Are you challenged to trust God despite being weak, frail, and human? Are you struggling to keep your commitments, to fulfill your pledges and vows? In 2 Corinthians 12:9, God promises to help us: “My grace is sufficient for you, for my power is made perfect in weakness.” For more than thirty-six years God has helped Jonathan and LaShonne to remain committed to their vows. Why not trust Him to help you?
Reflect & Pray
Why do we find God’s promises to help us difficult to embrace? What promises are you challenged to keep in this season of your life?
God, thank You for being faithful in Your commitments to me. Help me to be faithful in my commitments to You and others.
Have you ever wondered about the less familiar names in the Bible? Many people are mentioned just once—often in a genealogy and identified only as “the father of …” But one lesser-known father is mentioned 11 times in the Gospels and always in association with his sons. His name is Zebedee, and he’s the father of two of Christ’s disciples.
All we know is that he was a fisherman in Galilee, the father of James and John, and the husband of Salome (Matt. 27:56; Mark 15:40). Although there is no mention of Zebedee following Jesus, perhaps his influence is seen in the fact that his sons and his wife loved their Messiah and were faithful to Him (Matt. 20:20).
Zebedee accomplished what every Christian father should aspire to achieve—he raised his children to follow Christ. What greater joy could we have than to see our sons and daughters walking with Jesus, not just in the early years but even after they grow up and leave home?
The key to this kind of influence is the example we set for our family. No matter what we say, it’s our actions that reveal who we really are and what we truly believe. When we’re fully committed to Christ in daily life, our children will see—and hopefully they will long to follow Him, as we have
“Thou art my portion, O LORD: I have said that I would keep thy words.” (Psalm 119:57)
Three stanzas within the 22 stanzas of Psalm 119 have all eight Hebrew terms used to describe the Word of God. How appropriate it is that the central theme in these verses (vv. 57- 64) provides us succinct ways to keep (guard) His Word.
Principally, our “whole heart” must be involved in seeking the “favour” of God (v. 58). The “great commandment” (Matthew 22:38) rests on loving God with “all” of our hearts.
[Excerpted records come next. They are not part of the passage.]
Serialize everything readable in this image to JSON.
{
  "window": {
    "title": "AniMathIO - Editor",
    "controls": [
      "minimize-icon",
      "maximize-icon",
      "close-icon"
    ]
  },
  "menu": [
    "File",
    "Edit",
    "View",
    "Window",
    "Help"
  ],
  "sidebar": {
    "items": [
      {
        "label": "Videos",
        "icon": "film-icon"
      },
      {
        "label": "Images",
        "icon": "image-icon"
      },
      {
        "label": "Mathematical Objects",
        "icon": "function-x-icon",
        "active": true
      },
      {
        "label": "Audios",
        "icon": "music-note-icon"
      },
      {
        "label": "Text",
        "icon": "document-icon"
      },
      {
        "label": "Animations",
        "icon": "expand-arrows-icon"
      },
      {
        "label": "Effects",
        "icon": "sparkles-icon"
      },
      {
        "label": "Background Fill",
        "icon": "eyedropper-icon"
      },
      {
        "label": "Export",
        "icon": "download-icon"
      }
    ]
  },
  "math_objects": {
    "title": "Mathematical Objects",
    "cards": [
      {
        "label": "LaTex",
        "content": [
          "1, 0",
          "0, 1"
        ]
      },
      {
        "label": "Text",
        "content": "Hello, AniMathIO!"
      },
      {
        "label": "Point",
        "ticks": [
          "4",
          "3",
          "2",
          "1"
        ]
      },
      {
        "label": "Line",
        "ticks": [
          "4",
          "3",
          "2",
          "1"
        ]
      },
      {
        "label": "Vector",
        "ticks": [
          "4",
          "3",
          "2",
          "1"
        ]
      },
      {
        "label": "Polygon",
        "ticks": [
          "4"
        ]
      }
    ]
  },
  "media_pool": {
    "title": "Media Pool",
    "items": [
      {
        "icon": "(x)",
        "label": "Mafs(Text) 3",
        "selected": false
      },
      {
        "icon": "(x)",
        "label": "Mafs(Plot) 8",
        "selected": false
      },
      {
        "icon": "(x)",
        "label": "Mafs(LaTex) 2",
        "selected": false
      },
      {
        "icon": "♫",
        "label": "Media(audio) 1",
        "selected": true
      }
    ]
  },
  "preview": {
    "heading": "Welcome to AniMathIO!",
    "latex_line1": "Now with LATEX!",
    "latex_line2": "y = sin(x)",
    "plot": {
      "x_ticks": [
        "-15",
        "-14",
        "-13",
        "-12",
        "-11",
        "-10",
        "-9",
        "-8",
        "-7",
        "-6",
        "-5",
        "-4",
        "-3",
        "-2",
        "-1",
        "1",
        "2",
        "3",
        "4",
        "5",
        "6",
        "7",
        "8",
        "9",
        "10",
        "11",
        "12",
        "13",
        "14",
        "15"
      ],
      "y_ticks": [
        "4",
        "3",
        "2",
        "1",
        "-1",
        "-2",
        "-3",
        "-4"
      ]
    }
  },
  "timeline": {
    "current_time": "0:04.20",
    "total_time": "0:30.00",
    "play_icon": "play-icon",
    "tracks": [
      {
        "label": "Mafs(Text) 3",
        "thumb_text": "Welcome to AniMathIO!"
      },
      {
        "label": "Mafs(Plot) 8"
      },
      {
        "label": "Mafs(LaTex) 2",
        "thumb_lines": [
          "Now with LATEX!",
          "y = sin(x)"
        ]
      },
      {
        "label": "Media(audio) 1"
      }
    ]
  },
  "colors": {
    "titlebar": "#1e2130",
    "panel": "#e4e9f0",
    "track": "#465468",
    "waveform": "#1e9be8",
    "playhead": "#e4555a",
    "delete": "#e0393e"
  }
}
If we seek God’s blessing, both during our earthly life and in the eternity to come, we can “trust in the LORD with all thine heart; and lean not unto thine own understanding. In all thy ways acknowledge him, and he shall direct thy paths” (Proverbs 3:5-6).
Such a heart thinks (considers, reckons) about the ways of God and turns (turns back, corrects) its “feet unto [His] testimonies” (Psalm 119:59). The godly life is not an unplanned life. The godly life seeks to understand and obey the words of God’s Word. And the godly life makes “haste” and will not delay in keeping His commandments (Psalm 119:60).
Circumstances may cause temporary difficulties in the life of a godly person (Psalm 119:61), but he will not forget the laws of God. Rather, he will rise at “midnight” (the deepest time of trouble) to give thanks to our Lord “because of thy righteous judgments” (Psalm 119:62).
The one who wants to guard the Word of God is a companion of those who fear God and keep the precepts of the Word (Psalm 119:63). The godly heart sees the mercy of the Lord everywhere and longs for the “Creator of the ends of the earth” (Isaiah 40:28) to teach it the eternal statutes of His Word (Psalm 119:64). May “such an heart” (Deuteronomy 5:29) be ours as we seek to serve Him. HMM III